[Dataset excerpts]

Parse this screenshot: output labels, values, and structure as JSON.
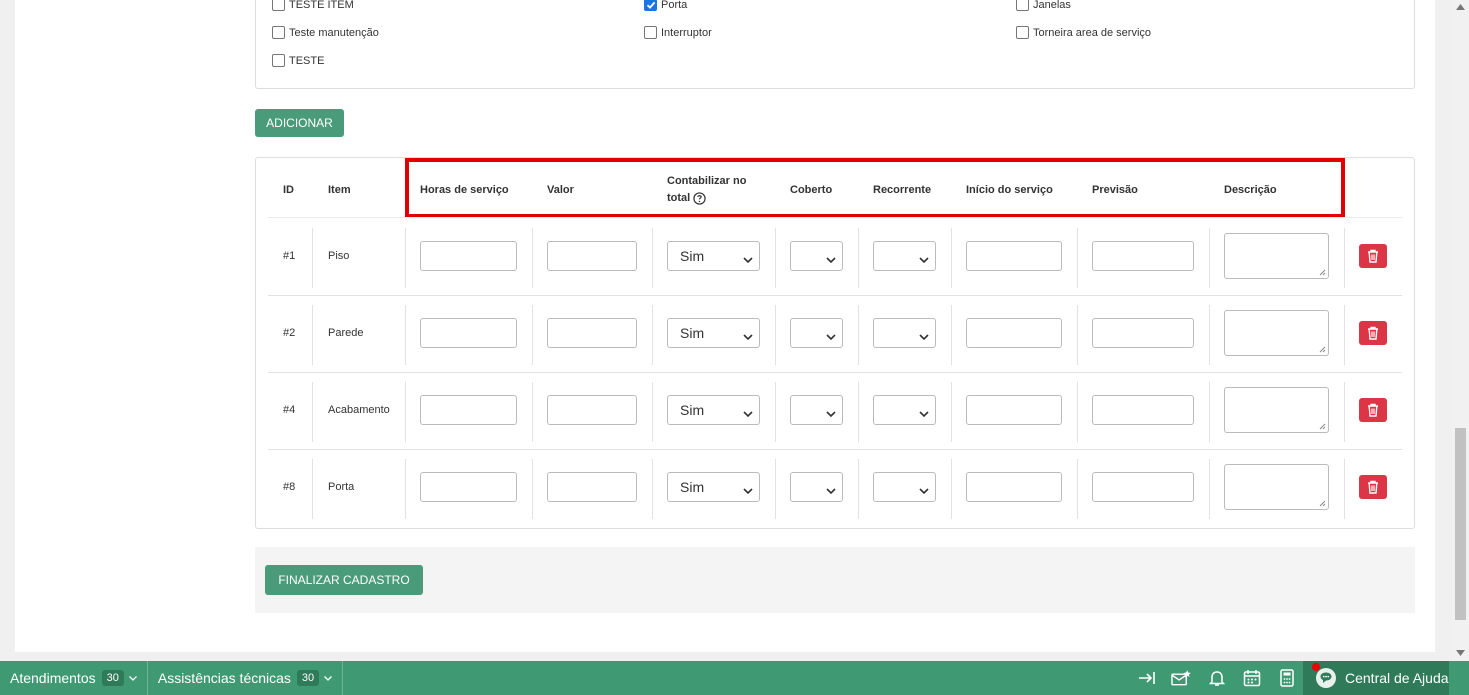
{
  "checklist": {
    "items": [
      {
        "label": "TESTE ITEM",
        "checked": false
      },
      {
        "label": "Porta",
        "checked": true
      },
      {
        "label": "Janelas",
        "checked": false
      },
      {
        "label": "Teste manutenção",
        "checked": false
      },
      {
        "label": "Interruptor",
        "checked": false
      },
      {
        "label": "Torneira area de serviço",
        "checked": false
      },
      {
        "label": "TESTE",
        "checked": false
      }
    ]
  },
  "buttons": {
    "add_label": "ADICIONAR",
    "finalize_label": "FINALIZAR CADASTRO"
  },
  "table": {
    "headers": {
      "id": "ID",
      "item": "Item",
      "hours": "Horas de serviço",
      "value": "Valor",
      "count_line1": "Contabilizar no",
      "count_line2": "total",
      "covered": "Coberto",
      "recurring": "Recorrente",
      "start": "Início do serviço",
      "forecast": "Previsão",
      "description": "Descrição"
    },
    "rows": [
      {
        "id": "#1",
        "item": "Piso",
        "count_total": "Sim"
      },
      {
        "id": "#2",
        "item": "Parede",
        "count_total": "Sim"
      },
      {
        "id": "#4",
        "item": "Acabamento",
        "count_total": "Sim"
      },
      {
        "id": "#8",
        "item": "Porta",
        "count_total": "Sim"
      }
    ]
  },
  "bottom_bar": {
    "attendances_label": "Atendimentos",
    "attendances_count": "30",
    "tech_label": "Assistências técnicas",
    "tech_count": "30",
    "help_label": "Central de Ajuda"
  },
  "colors": {
    "accent_green": "#4a9b7a",
    "bar_green": "#3f9a73",
    "delete_red": "#dc3545",
    "highlight_red": "#e00000"
  }
}
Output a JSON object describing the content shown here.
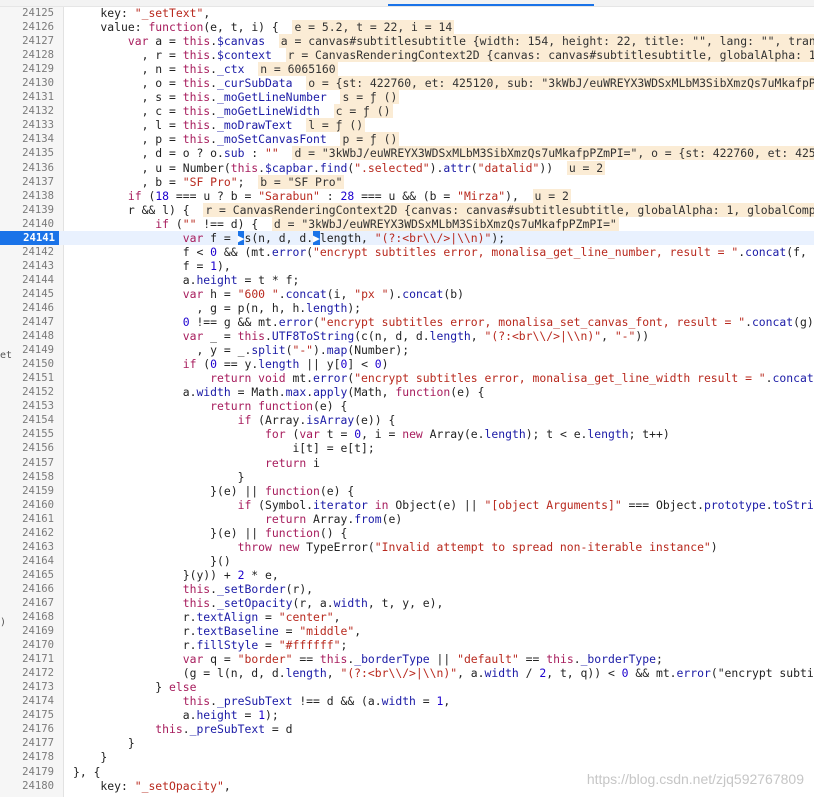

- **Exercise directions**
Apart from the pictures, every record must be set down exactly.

- **Response to this exercise**
Parse this screenshot: output labels, values, and structure as JSON.
{
  "checklist": {
    "items": [
      {
        "label": "TESTE ITEM",
        "checked": false
      },
      {
        "label": "Porta",
        "checked": true
      },
      {
        "label": "Janelas",
        "checked": false
      },
      {
        "label": "Teste manutenção",
        "checked": false
      },
      {
        "label": "Interruptor",
        "checked": false
      },
      {
        "label": "Torneira area de serviço",
        "checked": false
      },
      {
        "label": "TESTE",
        "checked": false
      }
    ]
  },
  "buttons": {
    "add_label": "ADICIONAR",
    "finalize_label": "FINALIZAR CADASTRO"
  },
  "table": {
    "headers": {
      "id": "ID",
      "item": "Item",
      "hours": "Horas de serviço",
      "value": "Valor",
      "count_line1": "Contabilizar no",
      "count_line2": "total",
      "covered": "Coberto",
      "recurring": "Recorrente",
      "start": "Início do serviço",
      "forecast": "Previsão",
      "description": "Descrição"
    },
    "rows": [
      {
        "id": "#1",
        "item": "Piso",
        "count_total": "Sim"
      },
      {
        "id": "#2",
        "item": "Parede",
        "count_total": "Sim"
      },
      {
        "id": "#4",
        "item": "Acabamento",
        "count_total": "Sim"
      },
      {
        "id": "#8",
        "item": "Porta",
        "count_total": "Sim"
      }
    ]
  },
  "bottom_bar": {
    "attendances_label": "Atendimentos",
    "attendances_count": "30",
    "tech_label": "Assistências técnicas",
    "tech_count": "30",
    "help_label": "Central de Ajuda"
  },
  "colors": {
    "accent_green": "#4a9b7a",
    "bar_green": "#3f9a73",
    "delete_red": "#dc3545",
    "highlight_red": "#e00000"
  }
}
Output a JSON object describing the content shown here.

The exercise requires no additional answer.